▶ **Data for processing**:
★ ★ ★ ★
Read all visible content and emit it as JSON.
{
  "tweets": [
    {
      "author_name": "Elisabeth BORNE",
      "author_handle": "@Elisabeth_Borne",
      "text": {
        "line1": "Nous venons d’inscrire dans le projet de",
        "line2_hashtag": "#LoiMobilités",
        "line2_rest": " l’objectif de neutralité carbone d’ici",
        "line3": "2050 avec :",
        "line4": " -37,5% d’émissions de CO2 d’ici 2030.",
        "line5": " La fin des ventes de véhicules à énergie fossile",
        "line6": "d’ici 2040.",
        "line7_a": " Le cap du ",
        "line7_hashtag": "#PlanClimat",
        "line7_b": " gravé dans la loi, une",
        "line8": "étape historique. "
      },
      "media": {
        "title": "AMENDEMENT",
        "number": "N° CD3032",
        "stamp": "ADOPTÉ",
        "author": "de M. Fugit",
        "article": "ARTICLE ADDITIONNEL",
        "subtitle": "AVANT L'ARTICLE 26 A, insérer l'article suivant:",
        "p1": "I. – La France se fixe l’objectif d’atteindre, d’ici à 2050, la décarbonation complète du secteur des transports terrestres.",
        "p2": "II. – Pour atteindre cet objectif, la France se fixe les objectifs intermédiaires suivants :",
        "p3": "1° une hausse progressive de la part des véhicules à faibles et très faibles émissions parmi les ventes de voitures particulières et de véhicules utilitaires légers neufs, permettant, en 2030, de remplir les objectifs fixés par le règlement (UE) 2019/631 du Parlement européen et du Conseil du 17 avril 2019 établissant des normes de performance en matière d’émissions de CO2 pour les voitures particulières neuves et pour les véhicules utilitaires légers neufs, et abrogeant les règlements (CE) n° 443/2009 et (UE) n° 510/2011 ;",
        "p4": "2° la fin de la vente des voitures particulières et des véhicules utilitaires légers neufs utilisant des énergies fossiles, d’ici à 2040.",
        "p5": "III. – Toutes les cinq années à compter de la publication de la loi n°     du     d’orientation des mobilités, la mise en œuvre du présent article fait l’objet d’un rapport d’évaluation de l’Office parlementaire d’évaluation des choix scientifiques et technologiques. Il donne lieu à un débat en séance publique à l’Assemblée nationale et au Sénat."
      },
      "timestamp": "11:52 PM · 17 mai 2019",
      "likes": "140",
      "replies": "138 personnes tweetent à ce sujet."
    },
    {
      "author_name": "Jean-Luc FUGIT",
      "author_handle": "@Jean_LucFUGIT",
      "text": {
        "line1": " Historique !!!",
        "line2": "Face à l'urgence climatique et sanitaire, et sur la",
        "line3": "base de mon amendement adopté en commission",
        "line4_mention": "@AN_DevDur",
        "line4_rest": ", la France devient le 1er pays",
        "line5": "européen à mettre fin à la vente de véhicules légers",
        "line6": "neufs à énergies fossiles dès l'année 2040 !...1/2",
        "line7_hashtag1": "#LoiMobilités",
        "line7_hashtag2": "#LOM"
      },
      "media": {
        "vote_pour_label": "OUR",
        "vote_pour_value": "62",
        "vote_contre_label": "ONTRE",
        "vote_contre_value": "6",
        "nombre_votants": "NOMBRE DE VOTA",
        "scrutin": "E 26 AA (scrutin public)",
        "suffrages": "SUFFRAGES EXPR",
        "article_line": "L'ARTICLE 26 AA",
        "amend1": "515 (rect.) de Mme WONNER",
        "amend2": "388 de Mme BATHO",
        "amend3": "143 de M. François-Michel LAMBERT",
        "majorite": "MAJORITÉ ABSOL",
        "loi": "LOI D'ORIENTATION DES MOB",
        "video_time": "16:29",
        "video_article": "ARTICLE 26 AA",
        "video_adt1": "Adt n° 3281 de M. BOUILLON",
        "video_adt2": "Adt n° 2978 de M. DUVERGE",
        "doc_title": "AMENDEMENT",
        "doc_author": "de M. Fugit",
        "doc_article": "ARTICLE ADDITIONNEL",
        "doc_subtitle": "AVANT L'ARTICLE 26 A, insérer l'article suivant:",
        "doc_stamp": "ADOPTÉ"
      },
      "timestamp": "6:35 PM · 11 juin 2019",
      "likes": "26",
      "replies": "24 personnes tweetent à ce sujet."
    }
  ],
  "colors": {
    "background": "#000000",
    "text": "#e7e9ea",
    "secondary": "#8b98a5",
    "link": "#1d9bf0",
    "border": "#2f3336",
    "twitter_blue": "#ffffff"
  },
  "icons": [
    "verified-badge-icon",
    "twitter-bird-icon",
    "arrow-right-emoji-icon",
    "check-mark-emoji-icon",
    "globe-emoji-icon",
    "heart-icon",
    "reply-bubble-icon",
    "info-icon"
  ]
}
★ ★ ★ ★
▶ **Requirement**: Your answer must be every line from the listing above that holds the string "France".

▶ **Output for this exercise**:
        "p1": "I. – La France se fixe l’objectif d’atteindre, d’ici à 2050, la décarbonation complète du secteur des transports terrestres.",
        "p2": "II. – Pour atteindre cet objectif, la France se fixe les objectifs intermédiaires suivants :",
        "line4_rest": ", la France devient le 1er pays",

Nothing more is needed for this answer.